Design patterns are all about increasing abstraction in your code. Patterns like Proxy, Bridge, Adapter, and Facade add layers in between objects. At first, this seems like programming paradise. What virtuous programmer doesn’t want less dependency between objects?
We all know the rule: All problems in computer science can be solved by another level of indirection. But there’s a side effect, too. Every extra layer of indirection adds a new place where you can put a solution.
In other words, the more you abstract your design with patterns, the more places you open up for someone else to change the code. Future programmers are going to have trouble figuring out what part of the system to modify, and how they can extend the code without having their work collide with someone else’s changes.
The worst offender is the Mediator pattern, which aims to let two objects interact without knowing anything about each other. The result is either the a holy nirvana of abstraction, or a way to seriously confuse responsibilities in your class model.
There are two ways to wreck a car: 1) Tear it apart. 2) Call it a generalized road-limited transport container and start adding to it.
Mismatching and bad fits
It’s easy to rush into implementing patterns without understanding the context—in other words, how do these patterns fit into your chosen language, framework, and type of application?
The answer can be murky. Modern language features like generics change the way patterns are used. Dynamic languages from Lisp to Python make many patterns obsolete, according to no less a programmer than Peter Norvig. And functional programming languages exist in a parallel universe with completely different patterns.
These inconsistencies aren’t limited to language features. Other patterns don’t play nicely with certain types of infrastructure. For example, you don’t want chatty objects if you’re dealing with network protocols, and multithreaded code can break the standard implementations of most of the original 23 design patterns.
The antidote: Be simple
If design patterns are dangerous, what’s the solution?
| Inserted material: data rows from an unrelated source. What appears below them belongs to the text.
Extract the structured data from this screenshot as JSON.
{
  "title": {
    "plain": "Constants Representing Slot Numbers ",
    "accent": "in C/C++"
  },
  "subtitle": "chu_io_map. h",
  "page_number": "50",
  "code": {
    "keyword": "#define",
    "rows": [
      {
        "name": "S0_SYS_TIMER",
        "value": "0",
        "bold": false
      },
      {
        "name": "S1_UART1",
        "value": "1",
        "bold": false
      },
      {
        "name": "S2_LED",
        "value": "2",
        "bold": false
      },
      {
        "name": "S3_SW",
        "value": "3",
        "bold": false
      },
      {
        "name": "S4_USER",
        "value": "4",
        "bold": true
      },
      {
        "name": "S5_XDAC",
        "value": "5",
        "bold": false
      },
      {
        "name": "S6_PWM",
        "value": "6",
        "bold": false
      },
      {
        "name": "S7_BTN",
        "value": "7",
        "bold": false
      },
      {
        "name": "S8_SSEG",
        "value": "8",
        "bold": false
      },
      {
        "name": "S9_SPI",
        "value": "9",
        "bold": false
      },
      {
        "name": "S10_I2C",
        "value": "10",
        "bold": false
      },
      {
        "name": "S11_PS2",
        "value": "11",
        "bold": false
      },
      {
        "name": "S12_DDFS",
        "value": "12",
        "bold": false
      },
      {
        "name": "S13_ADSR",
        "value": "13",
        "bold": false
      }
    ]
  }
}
The answer is to take a simple, solemn pledge. It’s a sort of Hippocratic Oath of the programming world:
First, be simple.
If you’re deep in a thorny problem, in a fog of semicolons and class relationships, trying to untangle responsibilities and keep everything manageable, pause. Don’t let design patterns short-circuit your critical thinking. After all, having a pattern does not protect you from a bad design. There’s no guarantee that the problem you think you’re solving with a pattern is the problem you need to solve. And adding patterns that don’t address the right problems — or any problem at all — is a certain path to Software Maintenance Hell.
If you can guarantee nothing else about your program, promise to keep it simple.
Patterns are a design language
The real value of design patterns is not prescriptive (telling you what to do). It’s descriptive (telling others what you’ve done). Design patterns aren’t recipes. They’re a language.
Good things happen when you think of design patterns as a language that can help you talk about application design. You don’t need to start out trying to use patterns. Instead — with experience — you’ll begin to recognize the outlines of patterns crystallizing in your code. For example, if you code web services, you’re almost certainly using the Facade pattern, whether you recognize it or not. Once you recognize the emerging structure of your code, you can use the language of design patterns — concepts like factory, decorator, and facade — to formalize what you’ve done.
Design patterns can’t teach you software architecture. They aren’t meant as an excuse to write a lot of code or a way to avoid thinking deeply about design. But they can help you think about your designs at a higher level of abstraction. And that’s probably what the Gang of Four were hoping all along.